:: SOURCE INFORMATION ::
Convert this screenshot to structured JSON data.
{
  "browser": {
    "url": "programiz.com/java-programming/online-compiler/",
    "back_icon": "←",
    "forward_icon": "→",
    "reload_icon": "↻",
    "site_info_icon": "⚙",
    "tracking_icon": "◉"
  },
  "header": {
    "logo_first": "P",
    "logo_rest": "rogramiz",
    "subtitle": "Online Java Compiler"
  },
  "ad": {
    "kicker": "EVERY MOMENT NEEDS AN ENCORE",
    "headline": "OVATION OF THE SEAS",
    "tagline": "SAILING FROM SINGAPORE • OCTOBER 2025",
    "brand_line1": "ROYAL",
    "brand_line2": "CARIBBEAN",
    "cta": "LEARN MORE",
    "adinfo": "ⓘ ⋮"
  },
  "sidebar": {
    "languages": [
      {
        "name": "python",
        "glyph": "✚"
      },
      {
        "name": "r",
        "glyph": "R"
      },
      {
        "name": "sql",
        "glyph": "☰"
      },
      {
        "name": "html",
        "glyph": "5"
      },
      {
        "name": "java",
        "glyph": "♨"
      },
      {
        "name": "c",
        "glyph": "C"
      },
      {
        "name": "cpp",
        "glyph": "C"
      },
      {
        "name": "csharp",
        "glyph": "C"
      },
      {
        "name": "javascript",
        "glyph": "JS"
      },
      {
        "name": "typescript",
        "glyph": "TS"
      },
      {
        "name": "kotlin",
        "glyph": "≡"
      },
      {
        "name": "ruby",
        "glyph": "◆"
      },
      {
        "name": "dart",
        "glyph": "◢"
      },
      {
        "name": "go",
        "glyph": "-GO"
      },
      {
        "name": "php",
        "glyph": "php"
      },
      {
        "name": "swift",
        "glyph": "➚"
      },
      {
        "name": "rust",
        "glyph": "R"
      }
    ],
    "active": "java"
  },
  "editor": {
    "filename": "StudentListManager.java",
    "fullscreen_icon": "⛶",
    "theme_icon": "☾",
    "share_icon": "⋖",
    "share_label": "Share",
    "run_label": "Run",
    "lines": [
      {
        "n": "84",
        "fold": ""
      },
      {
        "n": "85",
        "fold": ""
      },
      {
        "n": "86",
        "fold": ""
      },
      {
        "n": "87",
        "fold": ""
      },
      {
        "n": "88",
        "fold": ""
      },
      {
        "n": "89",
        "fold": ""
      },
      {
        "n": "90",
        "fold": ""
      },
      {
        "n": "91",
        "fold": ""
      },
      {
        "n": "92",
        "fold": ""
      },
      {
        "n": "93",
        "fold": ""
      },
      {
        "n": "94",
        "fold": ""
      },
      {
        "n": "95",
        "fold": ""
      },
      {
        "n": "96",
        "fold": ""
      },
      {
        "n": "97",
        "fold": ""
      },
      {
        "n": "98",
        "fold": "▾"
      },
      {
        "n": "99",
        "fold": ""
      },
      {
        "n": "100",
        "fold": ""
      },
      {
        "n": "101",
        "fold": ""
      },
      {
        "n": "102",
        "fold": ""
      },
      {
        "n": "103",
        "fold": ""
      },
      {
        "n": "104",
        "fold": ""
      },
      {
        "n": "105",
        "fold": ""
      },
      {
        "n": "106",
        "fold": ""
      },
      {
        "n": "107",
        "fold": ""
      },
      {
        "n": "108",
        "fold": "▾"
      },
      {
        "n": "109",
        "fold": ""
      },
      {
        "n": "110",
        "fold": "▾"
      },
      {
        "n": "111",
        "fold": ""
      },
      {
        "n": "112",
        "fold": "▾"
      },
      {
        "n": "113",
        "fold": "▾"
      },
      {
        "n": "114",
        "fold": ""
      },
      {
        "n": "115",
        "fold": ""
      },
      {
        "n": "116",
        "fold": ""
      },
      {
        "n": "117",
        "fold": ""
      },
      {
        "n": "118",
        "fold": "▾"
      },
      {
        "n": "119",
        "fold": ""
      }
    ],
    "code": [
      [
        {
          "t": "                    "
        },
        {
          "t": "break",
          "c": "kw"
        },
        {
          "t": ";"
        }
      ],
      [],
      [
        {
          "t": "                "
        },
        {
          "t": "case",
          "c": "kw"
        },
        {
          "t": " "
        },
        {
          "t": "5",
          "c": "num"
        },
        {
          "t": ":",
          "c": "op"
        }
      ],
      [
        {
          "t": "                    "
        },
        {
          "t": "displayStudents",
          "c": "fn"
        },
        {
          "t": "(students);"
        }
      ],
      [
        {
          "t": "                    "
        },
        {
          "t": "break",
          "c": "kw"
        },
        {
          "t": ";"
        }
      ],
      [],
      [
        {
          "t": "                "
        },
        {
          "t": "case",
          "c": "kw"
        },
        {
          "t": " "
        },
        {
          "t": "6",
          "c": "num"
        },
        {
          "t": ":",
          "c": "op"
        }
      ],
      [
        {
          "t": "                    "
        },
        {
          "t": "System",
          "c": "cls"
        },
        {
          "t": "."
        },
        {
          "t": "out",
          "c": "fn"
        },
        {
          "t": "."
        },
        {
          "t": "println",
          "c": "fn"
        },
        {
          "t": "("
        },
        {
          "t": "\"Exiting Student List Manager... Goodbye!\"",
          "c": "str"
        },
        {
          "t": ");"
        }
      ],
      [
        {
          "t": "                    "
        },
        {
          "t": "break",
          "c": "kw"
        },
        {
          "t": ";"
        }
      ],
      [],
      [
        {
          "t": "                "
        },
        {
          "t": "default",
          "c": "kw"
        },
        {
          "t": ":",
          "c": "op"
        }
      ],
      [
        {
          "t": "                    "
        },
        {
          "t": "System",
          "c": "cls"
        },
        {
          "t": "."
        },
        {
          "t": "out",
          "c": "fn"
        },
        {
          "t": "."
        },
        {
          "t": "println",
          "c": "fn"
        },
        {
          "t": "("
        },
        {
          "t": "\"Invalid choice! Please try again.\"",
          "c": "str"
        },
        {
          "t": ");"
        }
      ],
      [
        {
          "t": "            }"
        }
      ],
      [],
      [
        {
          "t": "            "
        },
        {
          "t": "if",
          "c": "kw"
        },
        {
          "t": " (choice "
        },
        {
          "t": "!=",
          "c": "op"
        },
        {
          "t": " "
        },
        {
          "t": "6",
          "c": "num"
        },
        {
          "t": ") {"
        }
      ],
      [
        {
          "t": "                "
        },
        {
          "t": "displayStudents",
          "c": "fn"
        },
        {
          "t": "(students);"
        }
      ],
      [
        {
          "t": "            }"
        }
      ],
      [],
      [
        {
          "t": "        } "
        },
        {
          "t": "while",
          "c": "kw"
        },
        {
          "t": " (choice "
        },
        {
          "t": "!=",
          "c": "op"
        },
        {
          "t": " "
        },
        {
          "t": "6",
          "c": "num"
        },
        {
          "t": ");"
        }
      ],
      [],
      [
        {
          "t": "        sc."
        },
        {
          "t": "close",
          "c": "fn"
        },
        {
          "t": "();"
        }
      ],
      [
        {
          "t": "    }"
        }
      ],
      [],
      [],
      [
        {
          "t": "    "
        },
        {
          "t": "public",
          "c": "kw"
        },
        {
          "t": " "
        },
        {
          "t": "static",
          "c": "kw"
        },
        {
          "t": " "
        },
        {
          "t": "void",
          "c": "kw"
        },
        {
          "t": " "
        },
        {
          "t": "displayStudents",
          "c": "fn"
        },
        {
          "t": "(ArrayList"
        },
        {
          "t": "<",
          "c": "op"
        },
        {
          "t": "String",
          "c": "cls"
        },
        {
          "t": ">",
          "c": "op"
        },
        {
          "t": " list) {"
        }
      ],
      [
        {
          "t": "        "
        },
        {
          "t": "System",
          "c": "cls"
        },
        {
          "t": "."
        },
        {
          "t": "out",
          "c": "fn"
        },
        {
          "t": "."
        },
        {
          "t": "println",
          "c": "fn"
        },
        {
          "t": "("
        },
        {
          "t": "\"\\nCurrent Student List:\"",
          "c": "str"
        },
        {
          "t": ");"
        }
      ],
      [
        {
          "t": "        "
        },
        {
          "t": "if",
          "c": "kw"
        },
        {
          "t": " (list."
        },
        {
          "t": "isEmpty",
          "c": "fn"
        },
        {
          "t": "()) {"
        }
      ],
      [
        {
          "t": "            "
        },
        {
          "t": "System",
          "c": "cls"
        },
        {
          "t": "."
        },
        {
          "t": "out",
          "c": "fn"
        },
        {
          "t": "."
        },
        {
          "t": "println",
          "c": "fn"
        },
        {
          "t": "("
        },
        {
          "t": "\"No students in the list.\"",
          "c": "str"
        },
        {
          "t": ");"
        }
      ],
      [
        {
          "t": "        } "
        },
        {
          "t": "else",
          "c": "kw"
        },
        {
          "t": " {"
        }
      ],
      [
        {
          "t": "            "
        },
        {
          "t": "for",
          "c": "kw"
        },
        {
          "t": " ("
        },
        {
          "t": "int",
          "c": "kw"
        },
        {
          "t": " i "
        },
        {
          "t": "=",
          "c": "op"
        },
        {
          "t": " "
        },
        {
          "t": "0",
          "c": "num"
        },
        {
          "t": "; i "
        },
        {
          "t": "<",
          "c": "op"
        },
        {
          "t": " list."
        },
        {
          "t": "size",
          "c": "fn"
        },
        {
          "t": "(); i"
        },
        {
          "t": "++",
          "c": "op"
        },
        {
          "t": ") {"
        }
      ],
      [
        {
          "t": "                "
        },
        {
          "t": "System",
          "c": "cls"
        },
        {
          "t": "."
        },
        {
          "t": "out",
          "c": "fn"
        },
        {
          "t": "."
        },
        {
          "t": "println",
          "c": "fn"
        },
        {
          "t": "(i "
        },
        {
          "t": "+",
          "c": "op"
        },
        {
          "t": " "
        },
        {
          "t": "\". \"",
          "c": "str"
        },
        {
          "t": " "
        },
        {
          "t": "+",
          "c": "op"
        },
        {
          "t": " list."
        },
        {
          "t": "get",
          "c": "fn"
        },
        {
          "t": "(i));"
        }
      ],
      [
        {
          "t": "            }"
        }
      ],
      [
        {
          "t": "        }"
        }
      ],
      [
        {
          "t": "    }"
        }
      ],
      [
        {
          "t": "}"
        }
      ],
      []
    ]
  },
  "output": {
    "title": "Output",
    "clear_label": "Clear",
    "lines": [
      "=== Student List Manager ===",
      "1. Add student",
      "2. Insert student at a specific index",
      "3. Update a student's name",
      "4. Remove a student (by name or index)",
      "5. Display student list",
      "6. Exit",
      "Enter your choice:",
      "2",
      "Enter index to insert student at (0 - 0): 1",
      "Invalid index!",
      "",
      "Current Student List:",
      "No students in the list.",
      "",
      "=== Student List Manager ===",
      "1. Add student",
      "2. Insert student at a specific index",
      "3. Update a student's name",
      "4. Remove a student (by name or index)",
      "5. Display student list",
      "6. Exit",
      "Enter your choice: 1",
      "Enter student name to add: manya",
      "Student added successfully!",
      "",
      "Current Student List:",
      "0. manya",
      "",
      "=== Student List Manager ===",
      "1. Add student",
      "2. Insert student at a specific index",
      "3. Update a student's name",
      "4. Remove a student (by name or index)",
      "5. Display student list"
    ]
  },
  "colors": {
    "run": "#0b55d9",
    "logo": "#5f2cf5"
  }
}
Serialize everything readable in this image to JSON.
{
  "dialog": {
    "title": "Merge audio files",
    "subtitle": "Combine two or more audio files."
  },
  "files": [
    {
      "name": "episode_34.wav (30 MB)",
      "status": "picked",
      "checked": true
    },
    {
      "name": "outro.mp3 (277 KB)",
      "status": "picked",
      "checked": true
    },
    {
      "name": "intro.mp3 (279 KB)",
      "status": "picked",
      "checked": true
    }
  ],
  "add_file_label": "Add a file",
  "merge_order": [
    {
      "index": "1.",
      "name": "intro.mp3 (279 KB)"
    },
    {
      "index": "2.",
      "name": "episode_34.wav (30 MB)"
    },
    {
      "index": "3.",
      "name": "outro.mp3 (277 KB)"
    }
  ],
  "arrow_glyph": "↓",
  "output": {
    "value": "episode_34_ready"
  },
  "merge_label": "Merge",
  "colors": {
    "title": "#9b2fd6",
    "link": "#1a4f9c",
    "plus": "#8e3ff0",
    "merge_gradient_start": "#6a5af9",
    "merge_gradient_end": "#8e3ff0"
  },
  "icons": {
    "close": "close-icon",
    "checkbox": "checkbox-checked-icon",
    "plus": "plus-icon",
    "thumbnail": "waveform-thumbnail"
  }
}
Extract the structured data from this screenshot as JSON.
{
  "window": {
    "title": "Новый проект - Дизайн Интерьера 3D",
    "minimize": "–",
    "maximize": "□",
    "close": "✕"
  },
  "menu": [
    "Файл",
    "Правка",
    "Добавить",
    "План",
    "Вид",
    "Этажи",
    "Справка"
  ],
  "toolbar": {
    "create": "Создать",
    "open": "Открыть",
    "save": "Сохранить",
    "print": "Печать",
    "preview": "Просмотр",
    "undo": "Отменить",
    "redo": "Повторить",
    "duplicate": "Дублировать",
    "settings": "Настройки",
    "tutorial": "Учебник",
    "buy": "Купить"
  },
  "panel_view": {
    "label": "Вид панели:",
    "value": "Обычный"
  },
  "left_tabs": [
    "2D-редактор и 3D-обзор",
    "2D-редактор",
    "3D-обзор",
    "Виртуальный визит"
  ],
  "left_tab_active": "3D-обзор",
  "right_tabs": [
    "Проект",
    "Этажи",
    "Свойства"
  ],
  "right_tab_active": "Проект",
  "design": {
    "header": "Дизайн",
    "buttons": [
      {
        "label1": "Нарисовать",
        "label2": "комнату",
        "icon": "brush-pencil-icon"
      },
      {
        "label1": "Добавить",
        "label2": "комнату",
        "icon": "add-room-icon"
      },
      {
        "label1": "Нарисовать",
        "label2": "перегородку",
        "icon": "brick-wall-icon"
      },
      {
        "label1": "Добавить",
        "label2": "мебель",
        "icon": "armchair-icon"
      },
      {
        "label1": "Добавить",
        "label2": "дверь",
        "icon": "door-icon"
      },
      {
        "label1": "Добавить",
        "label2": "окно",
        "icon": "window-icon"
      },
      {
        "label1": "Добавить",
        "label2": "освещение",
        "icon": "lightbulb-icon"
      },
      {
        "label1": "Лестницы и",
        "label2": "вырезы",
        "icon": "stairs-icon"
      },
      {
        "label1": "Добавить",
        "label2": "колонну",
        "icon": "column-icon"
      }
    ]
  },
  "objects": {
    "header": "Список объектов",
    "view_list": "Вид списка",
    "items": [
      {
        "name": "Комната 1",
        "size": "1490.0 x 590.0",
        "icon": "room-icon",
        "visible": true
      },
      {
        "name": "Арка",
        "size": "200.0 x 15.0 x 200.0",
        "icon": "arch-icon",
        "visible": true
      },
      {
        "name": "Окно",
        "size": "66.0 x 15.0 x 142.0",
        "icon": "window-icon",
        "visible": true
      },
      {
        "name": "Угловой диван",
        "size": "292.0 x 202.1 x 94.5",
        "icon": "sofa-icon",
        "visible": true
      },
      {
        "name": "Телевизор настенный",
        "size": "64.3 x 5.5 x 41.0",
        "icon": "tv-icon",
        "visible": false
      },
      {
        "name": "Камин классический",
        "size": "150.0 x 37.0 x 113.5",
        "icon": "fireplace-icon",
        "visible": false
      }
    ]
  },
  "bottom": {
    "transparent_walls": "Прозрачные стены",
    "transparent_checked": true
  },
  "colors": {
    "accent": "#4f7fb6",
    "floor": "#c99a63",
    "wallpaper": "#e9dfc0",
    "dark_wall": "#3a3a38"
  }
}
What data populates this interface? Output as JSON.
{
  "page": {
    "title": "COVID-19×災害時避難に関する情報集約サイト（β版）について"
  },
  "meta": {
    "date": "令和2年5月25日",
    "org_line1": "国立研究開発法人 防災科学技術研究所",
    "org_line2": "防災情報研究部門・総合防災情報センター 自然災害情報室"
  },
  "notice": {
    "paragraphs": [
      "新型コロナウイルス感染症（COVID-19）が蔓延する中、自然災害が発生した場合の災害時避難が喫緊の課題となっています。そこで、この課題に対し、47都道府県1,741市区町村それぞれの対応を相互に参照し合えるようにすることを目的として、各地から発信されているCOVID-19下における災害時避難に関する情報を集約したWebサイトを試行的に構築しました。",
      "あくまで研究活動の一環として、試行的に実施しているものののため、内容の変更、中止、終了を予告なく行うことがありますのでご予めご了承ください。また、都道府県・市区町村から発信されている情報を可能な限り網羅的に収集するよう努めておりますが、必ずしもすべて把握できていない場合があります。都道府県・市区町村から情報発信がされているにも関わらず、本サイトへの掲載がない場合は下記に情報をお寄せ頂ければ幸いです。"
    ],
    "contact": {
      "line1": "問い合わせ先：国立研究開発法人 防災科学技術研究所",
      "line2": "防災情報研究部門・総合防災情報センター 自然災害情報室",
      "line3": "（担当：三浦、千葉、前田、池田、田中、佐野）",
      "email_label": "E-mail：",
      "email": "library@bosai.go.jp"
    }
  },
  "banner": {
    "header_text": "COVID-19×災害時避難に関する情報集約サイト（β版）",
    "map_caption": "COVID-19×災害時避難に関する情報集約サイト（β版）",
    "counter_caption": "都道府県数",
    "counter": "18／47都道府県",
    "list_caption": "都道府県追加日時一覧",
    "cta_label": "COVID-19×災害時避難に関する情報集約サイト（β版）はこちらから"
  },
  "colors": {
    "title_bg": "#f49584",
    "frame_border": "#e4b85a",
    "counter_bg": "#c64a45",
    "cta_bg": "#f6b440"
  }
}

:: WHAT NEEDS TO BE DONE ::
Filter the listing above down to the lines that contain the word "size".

:: TASK SOLUTION ::
          "t": "size",
        "size": "1490.0 x 590.0",
        "size": "200.0 x 15.0 x 200.0",
        "size": "66.0 x 15.0 x 142.0",
        "size": "292.0 x 202.1 x 94.5",
        "size": "64.3 x 5.5 x 41.0",
        "size": "150.0 x 37.0 x 113.5",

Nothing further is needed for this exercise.